**ACTIVITY**
Line filter on the word "text": copy each matching line from the entries.

**DATASET ENTRIES**
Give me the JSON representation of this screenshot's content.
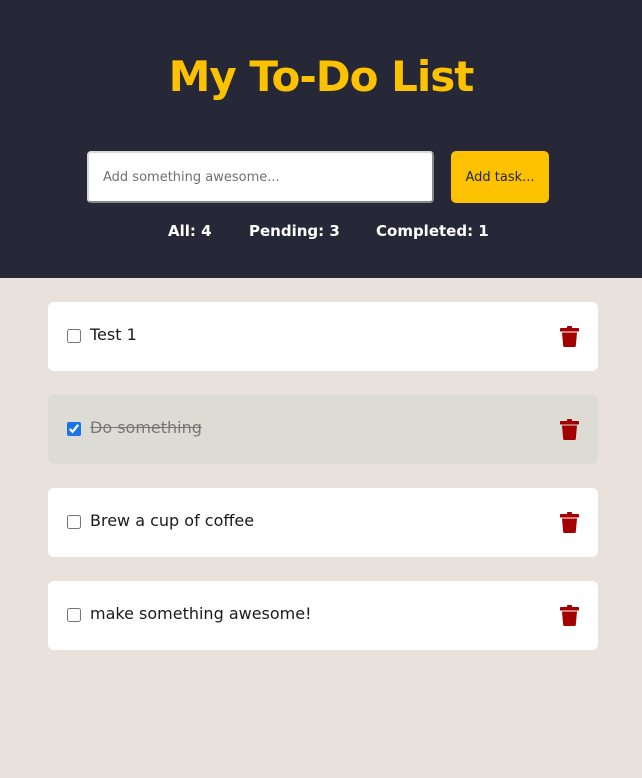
{
  "header": {
    "title": "My To-Do List",
    "input_placeholder": "Add something awesome...",
    "input_value": "",
    "add_button_label": "Add task...",
    "stats": {
      "all": "All: 4",
      "pending": "Pending: 3",
      "completed": "Completed: 1"
    }
  },
  "tasks": [
    {
      "text": "Test 1",
      "completed": false
    },
    {
      "text": "Do something",
      "completed": true
    },
    {
      "text": "Brew a cup of coffee",
      "completed": false
    },
    {
      "text": "make something awesome!",
      "completed": false
    }
  ],
  "icons": {
    "delete": "trash-icon"
  },
  "colors": {
    "header_bg": "#262837",
    "accent": "#fcc200",
    "page_bg": "#e9e1dc",
    "completed_task_bg": "#dddcd4",
    "delete_icon": "#a30000"
  }
}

**ANSWER SECTION**
      "text": "Test 1",
      "text": "Do something",
      "text": "Brew a cup of coffee",
      "text": "make something awesome!",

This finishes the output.